Right now the tutorials are going on. The next big event is the Monday CEO panel, 4:30 in the Disneyland Grand Ballroom. I just added some info about it at the  ITC home page at http://itctestweek.org  This is followed by a reception.

As usual, we give out totes and T-shirts. I’d seen the pdfs of our designs already, and now I see them in the actual items. In your ITC tote you get

  • a T-shirt
  • The final program
  • Two yellow sheets for the Passport Program. For the destination passport visit the four sponsors (Mentor, Asset, Aries and Atrenta) get your passport stamped, visit at least one corporate forum, get your passport stamped for that, and drop your form in the booth. The drawing is 4 pm Wednesday. For the general passport, visit at least 25 exhibitors, get your passport stamped, and drop it in the booth. The drawing for that is the same time. You get Disney Dollars as a prize – plenty of places to spend that around here.
  • Information on our supporters Optimal Test, IDI, Cadence and Cisco, and from our media partner Evaluation Engineering.
  • A copy of Design & Test of Computers. The theme of the issue is Smart Silicon, but there is a Last Byte (on the last page) about ITC. But it is not by me, it is by Doug Young, our general chair, and Tim Cheng, our Program Chair.
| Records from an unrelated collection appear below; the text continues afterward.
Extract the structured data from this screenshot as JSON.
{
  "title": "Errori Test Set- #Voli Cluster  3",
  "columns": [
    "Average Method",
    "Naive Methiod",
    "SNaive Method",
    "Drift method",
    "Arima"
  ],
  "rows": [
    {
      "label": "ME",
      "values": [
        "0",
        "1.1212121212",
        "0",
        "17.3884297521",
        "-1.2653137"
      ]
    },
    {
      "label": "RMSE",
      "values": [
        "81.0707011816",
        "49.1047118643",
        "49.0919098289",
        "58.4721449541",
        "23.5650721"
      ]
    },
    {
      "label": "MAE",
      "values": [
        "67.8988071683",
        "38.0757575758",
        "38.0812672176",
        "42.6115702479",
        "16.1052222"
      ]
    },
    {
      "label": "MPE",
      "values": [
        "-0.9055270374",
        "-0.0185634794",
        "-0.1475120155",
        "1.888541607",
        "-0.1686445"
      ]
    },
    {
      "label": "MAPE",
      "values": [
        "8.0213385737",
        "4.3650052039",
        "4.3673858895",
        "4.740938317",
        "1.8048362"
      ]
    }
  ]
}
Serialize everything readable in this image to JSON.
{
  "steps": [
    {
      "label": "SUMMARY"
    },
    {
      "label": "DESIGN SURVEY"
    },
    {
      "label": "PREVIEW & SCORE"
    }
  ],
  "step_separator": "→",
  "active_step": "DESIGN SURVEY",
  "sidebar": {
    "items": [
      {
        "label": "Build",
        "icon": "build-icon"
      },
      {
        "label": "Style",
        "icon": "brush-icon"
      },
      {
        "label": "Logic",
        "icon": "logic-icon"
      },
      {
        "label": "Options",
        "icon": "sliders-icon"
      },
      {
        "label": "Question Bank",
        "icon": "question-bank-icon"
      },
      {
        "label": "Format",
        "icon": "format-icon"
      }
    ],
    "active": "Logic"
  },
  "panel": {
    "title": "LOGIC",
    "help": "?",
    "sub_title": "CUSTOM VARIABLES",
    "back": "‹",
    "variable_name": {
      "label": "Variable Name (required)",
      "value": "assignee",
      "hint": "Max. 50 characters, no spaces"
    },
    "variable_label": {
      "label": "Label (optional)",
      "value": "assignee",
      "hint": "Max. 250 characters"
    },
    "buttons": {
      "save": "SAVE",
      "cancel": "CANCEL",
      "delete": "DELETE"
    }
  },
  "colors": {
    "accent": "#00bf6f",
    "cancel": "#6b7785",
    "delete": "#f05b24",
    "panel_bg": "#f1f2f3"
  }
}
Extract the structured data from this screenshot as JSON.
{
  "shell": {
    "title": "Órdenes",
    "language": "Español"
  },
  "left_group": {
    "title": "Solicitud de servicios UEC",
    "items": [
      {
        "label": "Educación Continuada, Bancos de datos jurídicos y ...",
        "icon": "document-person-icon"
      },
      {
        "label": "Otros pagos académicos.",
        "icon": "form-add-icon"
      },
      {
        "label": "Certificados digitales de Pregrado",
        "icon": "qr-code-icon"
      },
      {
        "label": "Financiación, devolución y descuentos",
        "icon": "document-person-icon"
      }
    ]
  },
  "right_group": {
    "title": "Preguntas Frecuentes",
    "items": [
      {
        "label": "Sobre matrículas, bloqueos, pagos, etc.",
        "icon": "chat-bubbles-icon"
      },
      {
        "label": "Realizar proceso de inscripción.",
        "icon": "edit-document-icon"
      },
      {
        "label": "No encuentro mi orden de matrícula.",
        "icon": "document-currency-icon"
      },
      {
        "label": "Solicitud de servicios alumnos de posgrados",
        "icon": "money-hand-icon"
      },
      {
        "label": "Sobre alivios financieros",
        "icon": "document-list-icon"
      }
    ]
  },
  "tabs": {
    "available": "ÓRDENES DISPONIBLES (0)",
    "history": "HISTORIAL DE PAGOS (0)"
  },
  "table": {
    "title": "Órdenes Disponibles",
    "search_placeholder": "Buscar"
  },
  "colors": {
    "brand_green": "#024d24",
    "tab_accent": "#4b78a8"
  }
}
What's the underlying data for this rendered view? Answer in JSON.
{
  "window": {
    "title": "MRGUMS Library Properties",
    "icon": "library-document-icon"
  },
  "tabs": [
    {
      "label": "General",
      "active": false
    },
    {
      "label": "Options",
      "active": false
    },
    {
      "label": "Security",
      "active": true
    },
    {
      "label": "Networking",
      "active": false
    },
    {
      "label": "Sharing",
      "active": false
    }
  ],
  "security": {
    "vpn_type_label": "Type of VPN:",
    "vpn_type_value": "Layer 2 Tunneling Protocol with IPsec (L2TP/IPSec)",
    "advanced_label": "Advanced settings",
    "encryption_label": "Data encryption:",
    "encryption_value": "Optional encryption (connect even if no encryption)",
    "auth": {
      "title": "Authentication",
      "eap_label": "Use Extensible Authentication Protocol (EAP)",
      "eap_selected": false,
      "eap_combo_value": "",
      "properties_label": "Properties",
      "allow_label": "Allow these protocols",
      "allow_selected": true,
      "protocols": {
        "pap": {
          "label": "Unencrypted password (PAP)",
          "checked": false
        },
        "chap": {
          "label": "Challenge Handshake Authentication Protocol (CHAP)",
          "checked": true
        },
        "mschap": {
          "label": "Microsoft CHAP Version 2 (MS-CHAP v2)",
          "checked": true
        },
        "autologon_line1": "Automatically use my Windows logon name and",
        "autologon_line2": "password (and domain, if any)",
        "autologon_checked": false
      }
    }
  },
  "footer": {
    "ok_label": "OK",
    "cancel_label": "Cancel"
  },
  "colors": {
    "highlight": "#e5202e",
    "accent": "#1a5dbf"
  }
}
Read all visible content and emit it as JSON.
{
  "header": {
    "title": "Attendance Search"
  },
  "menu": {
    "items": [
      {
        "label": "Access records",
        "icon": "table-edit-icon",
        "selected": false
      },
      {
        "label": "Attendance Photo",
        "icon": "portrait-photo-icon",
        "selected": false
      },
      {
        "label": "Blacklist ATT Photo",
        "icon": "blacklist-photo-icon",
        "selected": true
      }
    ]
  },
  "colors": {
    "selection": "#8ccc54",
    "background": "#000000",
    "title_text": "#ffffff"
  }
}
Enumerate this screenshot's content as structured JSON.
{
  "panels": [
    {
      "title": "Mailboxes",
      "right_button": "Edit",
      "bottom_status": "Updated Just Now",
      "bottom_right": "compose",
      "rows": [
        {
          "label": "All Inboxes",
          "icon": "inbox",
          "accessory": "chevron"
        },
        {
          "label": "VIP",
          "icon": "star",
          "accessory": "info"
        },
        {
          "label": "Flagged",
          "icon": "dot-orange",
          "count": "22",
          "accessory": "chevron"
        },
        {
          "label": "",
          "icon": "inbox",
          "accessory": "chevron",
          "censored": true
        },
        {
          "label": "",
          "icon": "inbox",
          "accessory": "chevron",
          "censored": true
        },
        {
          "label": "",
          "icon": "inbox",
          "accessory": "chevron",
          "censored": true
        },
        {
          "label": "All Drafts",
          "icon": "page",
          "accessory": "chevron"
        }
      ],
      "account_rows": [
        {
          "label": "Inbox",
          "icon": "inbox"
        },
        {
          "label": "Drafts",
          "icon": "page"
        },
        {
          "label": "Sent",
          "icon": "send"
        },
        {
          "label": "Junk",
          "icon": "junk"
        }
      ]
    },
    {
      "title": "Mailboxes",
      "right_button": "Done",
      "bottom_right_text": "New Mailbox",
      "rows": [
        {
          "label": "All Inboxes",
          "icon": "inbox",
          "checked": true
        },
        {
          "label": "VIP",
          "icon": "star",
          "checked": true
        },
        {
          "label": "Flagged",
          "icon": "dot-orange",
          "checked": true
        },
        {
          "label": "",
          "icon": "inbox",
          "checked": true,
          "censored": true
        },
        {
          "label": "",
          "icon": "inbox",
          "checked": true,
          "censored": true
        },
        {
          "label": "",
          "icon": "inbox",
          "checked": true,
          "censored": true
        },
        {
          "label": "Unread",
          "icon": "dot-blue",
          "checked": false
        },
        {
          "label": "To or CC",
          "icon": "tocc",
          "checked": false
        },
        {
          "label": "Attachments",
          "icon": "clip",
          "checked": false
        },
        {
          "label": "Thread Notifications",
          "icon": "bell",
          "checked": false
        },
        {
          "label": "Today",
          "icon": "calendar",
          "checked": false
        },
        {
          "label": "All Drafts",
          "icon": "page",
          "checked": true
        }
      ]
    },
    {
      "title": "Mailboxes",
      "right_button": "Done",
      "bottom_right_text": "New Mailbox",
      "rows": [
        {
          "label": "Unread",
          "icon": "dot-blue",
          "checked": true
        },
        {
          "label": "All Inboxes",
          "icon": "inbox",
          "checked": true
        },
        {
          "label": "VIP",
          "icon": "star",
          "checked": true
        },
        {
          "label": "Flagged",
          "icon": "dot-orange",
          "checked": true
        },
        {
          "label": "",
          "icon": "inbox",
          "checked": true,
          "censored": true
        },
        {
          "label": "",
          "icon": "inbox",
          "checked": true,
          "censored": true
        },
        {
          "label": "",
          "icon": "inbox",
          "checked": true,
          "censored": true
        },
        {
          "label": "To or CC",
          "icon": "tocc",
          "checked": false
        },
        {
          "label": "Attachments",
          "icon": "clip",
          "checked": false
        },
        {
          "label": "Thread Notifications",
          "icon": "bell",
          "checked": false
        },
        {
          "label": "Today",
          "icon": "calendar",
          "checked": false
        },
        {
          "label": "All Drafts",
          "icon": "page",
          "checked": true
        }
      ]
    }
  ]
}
I’m just the editor, but never the final version to proofread.

More from ITC later

The ITC Blog

This is Scott Davidson’s ITC Blog. I’ll be using it to blog about ITC up to this year’s conference November 4 -9 2012 at the Disneyland Hotel, Anaheim California, and then giving some interesting behind the scenes fact on next year’s conference.